  3. The best answers are voted up and rise to the top

I'm looking for an audio meter tool that will attach to any input or output on my Mac and show me the audio levels on that channel. I need it to show me independent levels for stereo sources so I can tell if a source is playing only audio on one channel or another.

Does anything like this exist?

share|improve this question

I'd start with Piezo and move up to Audio Hijack Pro if needed.


It's small, gorgeous, and minimal and you get some nice old school VU meters showing the left and right channels.

share|improve this answer
I hadn't considered recorders since I only want to see the levels, but I'll keep 'em in mind. Thanks! – Ian C. May 25 '12 at 18:06
Ignore the small record button - Piezo's interface is basically two meters and you don't need to pay unless you want to record more than ten minutes at a time. It should work indefinitely as a monitor for you. – bmike May 25 '12 at 20:52
Perfect! I didn't realize it was free if I didn't want to record. Excellent spot. Thanks! – Ian C. May 25 '12 at 20:53

Another tool is audacity. It has a stereo level monitor. See Audacity is free and open source, but it's a recorder and editor, which may be more than you want.

share|improve this answer
I considered pairing Logic with SoundFlower, similar to this, but it seemed like a lot of effort to test what I'm testing. Still: not a bad idea. Have an up vote. – Ian C. May 27 '12 at 1:41
up vote 1 down vote accepted

For the past 8 months or so I've been using the free Orban Loudness Meter to do metering on arbitrary audio signals on my Mac. It has pretty good support for snooping on the real audio interfaces I have connected to my machine. And when its built-in snooping doesn't work, I'll route audio through it using SoundFlower.

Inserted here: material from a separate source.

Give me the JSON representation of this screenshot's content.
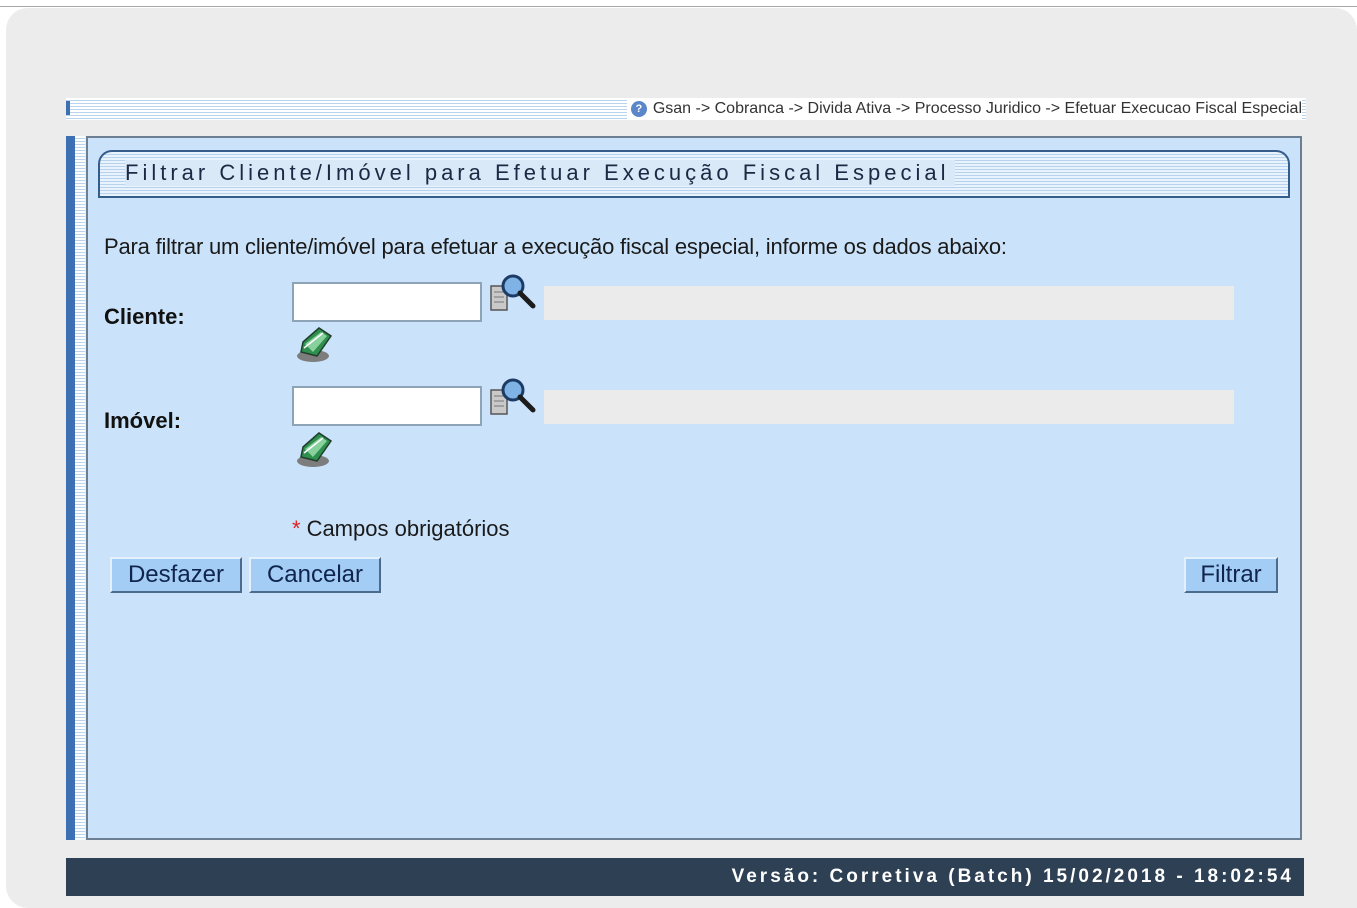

The UI isn't pretty but it is by far and away the best loudness meter I've used, including paid options. It's meant for professional metering with an audience of radio and television post-production audio professionals.

It implements some of the new weighted average standards in metering that are designed to get The Loudness Wars under control -- they're weighted such that maximal limiting of the signal ends up showing an overall lower output average power. It encourages mixing for dynamics instead of mixing for loud.

Their Mac 2.0.6 version has been running just fine for me on OS X 10.9.x Mavericks.

enter image description here

share|improve this answer
Very nice find - much more control and information compared to my suggestions :-) – bmike Aug 7 '14 at 15:28
Looks like exactly what I needed, but all the text was smushed running it on 10.10 so it wasn't usable for the most part. – Derek Dahmer Apr 7 '15 at 3:05
@DerekDahmer ugh. Yea. I've asked Orban about an update. – Ian C. Apr 7 '15 at 3:22

Your Answer


By posting your answer, you agree to the privacy policy and terms of service.

Not the answer you're looking for? Browse other questions tagged or ask your own question.